Once you have a clear understanding of what needs to be said, sit with the client and summarise their thoughts clearly and concisely; help them to frame their words so that they’re immediate, evocative and impactful. Essentially, it should feel like they have a ghost-writer on site; the words and the sentiment are their own, but you’re there to make them really pop. No jargon, no legalese – just concise copy.
Of course, lots of companies have an expectation of being politically impartial or there may be sensitivities toward giving political opinions. To navigate this, you might have to remind the spokesperson to make sure they ground their statements in fact, probing them to gain some balance or helping them to stay calm and level headed. Of course, some organisations are free to let it rip and say exactly how they feel, but the advantages and disadvantages of doing so need to be considered as an opinion one way or the other will change how people perceive the client or their spokesperson.
Delivering the story and shaping the narrative
Once you’ve really cracked to the crux of the story, you’ll need to deliver it to the right journalists.
Getting coverage for your hot-take is a major struggle, especially for events such as the Spring Statement where it seems as if every PR is out for the same thing. Journalists will be bombarded with commentaries and reaction so speed and quality are of the essence.
To grease the wheels before the announcement, we recommend creating a list of hyper-relevant journalists and publishers that you’d like to pitch your response to. Sometimes it can be advantageous to have spoken to key journalists in advance to make them aware of what content you can provide them – this allows you to discuss any specific requests they have for commentary so it can be exactly what they’re looking for.
Once you’re ready, send out the bespoke, unique commentary to these journalists and also widely share a more general response which can be distributed like a press release, as fast as you can.
After this, make sure to carefully monitor media outlets for any mention of your outspoken clients and the businesses they represent across the UK and respond to journalists with any follow-up questions or requests.
Hopefully, you can then report on the great results to your client. This report should detail the coverage and its value to your clients in terms of the audience it reached and its quality.
It’s not all about third party media
Of course, sharing commentary with third party media is only half the battle.
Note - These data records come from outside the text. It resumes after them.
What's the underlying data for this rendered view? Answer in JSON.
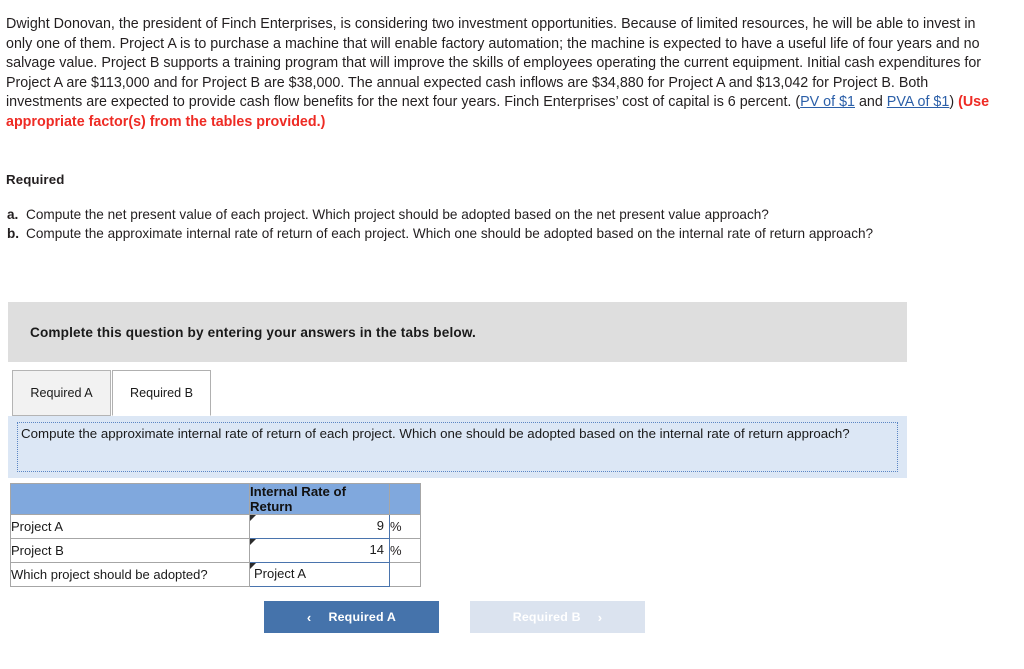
{
  "problem": {
    "part1": "Dwight Donovan, the president of Finch Enterprises, is considering two investment opportunities. Because of limited resources, he will be able to invest in only one of them. Project A is to purchase a machine that will enable factory automation; the machine is expected to have a useful life of four years and no salvage value. Project B supports a training program that will improve the skills of employees operating the current equipment. Initial cash expenditures for Project A are $113,000 and for Project B are $38,000. The annual expected cash inflows are $34,880 for Project A and $13,042 for Project B. Both investments are expected to provide cash flow benefits for the next four years. Finch Enterprises’ cost of capital is 6 percent. (",
    "link1": "PV of $1",
    "between_links": " and ",
    "link2": "PVA of $1",
    "after_links": ") ",
    "red_note": "(Use appropriate factor(s) from the tables provided.)"
  },
  "required": {
    "heading": "Required",
    "items": [
      {
        "marker": "a.",
        "text": "Compute the net present value of each project. Which project should be adopted based on the net present value approach?"
      },
      {
        "marker": "b.",
        "text": "Compute the approximate internal rate of return of each project. Which one should be adopted based on the internal rate of return approach?"
      }
    ]
  },
  "banner": {
    "text": "Complete this question by entering your answers in the tabs below."
  },
  "tabs": [
    {
      "label": "Required A",
      "active": false
    },
    {
      "label": "Required B",
      "active": true
    }
  ],
  "question_panel": {
    "text": "Compute the approximate internal rate of return of each project. Which one should be adopted based on the internal rate of return approach?"
  },
  "answer_table": {
    "headers": [
      "",
      "Internal Rate of Return",
      ""
    ],
    "rows": [
      {
        "label": "Project A",
        "value": "9",
        "unit": "%"
      },
      {
        "label": "Project B",
        "value": "14",
        "unit": "%"
      },
      {
        "label": "Which project should be adopted?",
        "value": "Project A",
        "unit": ""
      }
    ]
  },
  "nav": {
    "prev_label": "Required A",
    "prev_chevron": "‹",
    "next_label": "Required B",
    "next_chevron": "›"
  },
  "colors": {
    "accent_blue": "#4573ab",
    "table_header_blue": "#80a8dd",
    "panel_blue": "#dce7f5",
    "banner_gray": "#dedede",
    "link_blue": "#2b5fa8",
    "red": "#ee2b24"
  }
}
There’s also value in your clients communicating more directly to their existing audiences, clients and customers.
Whether it’s through social media, marketing emails, or on a website, it pays to prepare this ‘owned media’ content alongside the material that you’ll share with external media.
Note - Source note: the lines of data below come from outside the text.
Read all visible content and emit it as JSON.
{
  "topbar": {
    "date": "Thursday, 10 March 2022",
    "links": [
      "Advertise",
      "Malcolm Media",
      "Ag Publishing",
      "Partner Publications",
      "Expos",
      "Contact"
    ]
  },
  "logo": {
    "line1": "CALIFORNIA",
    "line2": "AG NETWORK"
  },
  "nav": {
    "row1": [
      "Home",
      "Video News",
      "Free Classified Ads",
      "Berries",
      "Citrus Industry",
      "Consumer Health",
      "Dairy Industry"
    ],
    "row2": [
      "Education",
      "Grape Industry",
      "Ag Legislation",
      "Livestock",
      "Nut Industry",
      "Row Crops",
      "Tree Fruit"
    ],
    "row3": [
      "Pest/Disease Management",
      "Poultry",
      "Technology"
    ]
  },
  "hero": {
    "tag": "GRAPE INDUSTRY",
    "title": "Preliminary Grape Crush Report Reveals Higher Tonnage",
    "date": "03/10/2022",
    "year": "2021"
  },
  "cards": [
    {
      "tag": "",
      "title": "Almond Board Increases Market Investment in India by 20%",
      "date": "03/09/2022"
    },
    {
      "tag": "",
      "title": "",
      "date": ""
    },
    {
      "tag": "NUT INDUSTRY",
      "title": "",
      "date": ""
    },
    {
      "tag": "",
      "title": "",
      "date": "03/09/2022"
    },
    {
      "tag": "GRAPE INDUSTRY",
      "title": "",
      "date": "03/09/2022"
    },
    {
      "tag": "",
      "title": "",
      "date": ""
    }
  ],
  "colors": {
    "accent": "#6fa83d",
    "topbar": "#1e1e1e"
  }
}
Once you’ve agreed their response, this might involve whisking the spokesperson to a studio and coaching them as they record a piece to camera to produce a social media clip, or it might mean preparing a short quote to be posted as a graphic.
One client we work with goes the whole hog, hosting a live webinar after each budget, as well as a full, written response that’s shared on their website and in a client email. And that’s on top of bespoke earned media commentary and a generally distributed response. In this instance, it pays to be prepared.
Audiences for this kind of commentary, pitched in the right way and targeted to a specific readership, can be enormous. Budget responses often rank as the best-read pages on clients’ websites and capture terrific engagement on social media.
Meanwhile, media coverage can hit the big leagues, sometimes reaching national mass media audiences, or being featured in the best-read local, trade or industry press.
But if you’re not careful, quick, concise or relevant enough, you might be shouting into the void, so professional support is invaluable at times like these.
If you’d like to learn more about how you can work with a PR agency (ideally us) to have your voice heard on big political events and how they impact your business, get in touch today.